- Pain medication
- Anti-nausea medications
- Medication to treat specific conditions (such as kidney disease or diabetes)
to give your
kitty medicine. Watch our video:
Click on the link above or scan the QR code with your smartphone to watch the video!
See our Glossary of Prescription Medications (coming soon). This will explain our color coding system for easily identifying the type of medication that being sent home for your kitty.
Read the directions on your medication carefully to determine
how your medication is to be given. Your veterinary nurse will
also go over this with you. Different medications are administered
- Orally, by mouth (pills, capsules and liquids)
- Topically, placed onto the skin
- Subcutaneously, under the skin
Orally, by mouth
The majority of medications for your cat are given this way. Each cat is different, however with practice it’s not difficult to get most cats to accept oral medication. One option is to place into kitty’s food, however it may be difficult to determine if your cat is getting the medication. It’s usually best to place the medication directly in kitty’s mouth.
Topically, placed onto the skin
Medications in cream or liquid form are placed onto the skin, usually right behind kitty’s shoulder blade. See your veterinarian for instructions.
Subcutaneously, under the skin
These medications are administered through syringe and require special instruction from your veterinarian.
“Pilling” your cat
Before you start:
- Assemble the pill (out and cut if necessary and a treat ready for afterwards.)
- Choose an elevated surface such as a table or countertop; or you can try your lap. Use the same spot each time since cats like routines.
Giving a pill:
- Hold your cat facing away from you, with your body acting as a brace. Avoid over-restraining.
- Talk in a slow, calming voice.
- Use your dominant hand to hold the pill between your thumb and forefinger and your other hand to hold the cat’s head on either side of his face.
- Gently tilt your cat’s head upward to loosen the lower jaw.
- Use the middle finger of your hand holding the pill to open the cat’s lower jaw so you can quickly poke the pill as far back into his/her mouth as you can. Quickly retrieve your fingers and close his/her mouth

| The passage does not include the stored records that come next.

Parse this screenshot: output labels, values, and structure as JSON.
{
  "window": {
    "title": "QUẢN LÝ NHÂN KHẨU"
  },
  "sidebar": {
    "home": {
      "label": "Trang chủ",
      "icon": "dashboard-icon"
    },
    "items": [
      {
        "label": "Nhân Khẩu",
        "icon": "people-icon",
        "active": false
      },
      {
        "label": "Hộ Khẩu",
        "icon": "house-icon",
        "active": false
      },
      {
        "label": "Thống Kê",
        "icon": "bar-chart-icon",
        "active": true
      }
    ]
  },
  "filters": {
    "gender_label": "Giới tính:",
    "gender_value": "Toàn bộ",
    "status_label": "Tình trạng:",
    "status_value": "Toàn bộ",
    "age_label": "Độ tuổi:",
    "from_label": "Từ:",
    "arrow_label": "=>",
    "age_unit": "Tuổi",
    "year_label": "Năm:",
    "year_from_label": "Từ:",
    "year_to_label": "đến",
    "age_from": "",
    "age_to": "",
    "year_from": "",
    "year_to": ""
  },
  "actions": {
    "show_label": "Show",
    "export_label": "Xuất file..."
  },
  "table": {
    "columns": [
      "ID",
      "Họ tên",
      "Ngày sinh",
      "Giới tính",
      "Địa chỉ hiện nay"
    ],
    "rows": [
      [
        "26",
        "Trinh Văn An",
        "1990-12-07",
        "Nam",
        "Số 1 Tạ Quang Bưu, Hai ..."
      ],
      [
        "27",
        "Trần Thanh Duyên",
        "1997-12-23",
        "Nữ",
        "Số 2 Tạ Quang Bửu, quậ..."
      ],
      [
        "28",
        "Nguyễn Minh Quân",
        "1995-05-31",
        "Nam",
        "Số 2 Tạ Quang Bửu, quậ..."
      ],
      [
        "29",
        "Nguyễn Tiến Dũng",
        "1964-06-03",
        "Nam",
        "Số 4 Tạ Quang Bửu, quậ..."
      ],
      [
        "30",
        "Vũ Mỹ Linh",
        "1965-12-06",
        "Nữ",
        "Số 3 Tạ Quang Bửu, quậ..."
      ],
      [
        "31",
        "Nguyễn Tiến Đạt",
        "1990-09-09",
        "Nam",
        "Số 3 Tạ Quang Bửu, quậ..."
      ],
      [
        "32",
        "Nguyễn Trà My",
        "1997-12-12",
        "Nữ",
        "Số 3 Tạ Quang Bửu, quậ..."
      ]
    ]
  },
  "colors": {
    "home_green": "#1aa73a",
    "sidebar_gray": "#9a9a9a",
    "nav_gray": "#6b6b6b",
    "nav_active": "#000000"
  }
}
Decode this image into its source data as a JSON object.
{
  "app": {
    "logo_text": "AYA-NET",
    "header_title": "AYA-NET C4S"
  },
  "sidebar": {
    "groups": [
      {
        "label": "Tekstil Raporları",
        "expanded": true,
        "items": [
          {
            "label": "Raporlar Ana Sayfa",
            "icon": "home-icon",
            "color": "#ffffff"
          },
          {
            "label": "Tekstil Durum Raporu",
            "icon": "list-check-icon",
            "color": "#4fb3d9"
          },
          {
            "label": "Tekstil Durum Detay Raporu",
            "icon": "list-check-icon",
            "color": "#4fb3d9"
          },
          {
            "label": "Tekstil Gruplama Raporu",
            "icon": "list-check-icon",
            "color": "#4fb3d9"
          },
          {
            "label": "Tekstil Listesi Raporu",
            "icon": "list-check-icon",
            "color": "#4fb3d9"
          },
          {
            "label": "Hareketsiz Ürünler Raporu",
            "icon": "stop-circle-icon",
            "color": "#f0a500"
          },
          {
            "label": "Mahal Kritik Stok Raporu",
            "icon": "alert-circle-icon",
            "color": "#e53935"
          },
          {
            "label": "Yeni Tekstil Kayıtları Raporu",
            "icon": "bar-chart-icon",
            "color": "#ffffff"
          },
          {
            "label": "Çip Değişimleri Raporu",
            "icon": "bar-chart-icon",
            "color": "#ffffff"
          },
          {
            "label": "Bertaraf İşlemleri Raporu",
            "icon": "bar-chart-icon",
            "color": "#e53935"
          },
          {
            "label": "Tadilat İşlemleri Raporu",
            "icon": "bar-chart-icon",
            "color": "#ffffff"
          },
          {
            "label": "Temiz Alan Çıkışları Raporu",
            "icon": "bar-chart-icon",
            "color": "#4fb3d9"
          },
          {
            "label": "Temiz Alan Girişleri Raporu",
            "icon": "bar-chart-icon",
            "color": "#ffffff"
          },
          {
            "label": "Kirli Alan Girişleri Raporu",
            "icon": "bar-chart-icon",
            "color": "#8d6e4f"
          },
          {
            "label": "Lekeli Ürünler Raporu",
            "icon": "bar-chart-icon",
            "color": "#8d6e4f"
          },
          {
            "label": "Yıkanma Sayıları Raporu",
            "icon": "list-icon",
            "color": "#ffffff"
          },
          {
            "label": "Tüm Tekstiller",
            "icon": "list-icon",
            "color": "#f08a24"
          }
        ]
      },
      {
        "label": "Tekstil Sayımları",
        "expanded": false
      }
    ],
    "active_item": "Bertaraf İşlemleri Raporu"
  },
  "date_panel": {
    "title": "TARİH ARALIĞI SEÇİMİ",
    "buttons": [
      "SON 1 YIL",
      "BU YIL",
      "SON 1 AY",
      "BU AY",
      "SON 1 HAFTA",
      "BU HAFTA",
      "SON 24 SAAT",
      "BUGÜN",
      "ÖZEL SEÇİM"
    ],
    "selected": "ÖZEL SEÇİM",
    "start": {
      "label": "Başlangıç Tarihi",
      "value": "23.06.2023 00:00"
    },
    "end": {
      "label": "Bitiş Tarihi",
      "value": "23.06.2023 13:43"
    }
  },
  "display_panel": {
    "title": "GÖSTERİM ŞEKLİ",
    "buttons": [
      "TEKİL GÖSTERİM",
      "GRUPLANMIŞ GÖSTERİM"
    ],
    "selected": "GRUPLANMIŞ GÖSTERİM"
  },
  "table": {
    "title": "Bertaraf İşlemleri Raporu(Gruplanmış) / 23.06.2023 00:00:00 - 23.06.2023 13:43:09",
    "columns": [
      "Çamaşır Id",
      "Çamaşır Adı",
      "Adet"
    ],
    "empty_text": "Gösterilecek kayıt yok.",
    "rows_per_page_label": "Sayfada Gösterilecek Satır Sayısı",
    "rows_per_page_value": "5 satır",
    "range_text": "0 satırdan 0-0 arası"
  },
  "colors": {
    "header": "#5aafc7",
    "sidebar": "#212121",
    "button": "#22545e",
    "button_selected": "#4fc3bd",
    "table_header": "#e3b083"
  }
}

- Massage your cat’s throat for a moment to encourage swallowing. You’ll know he/she has swallowed the pill when they lick their lips, meow, or hiss.
- Praise him/her lavishly and offer a yummy treat as a reward!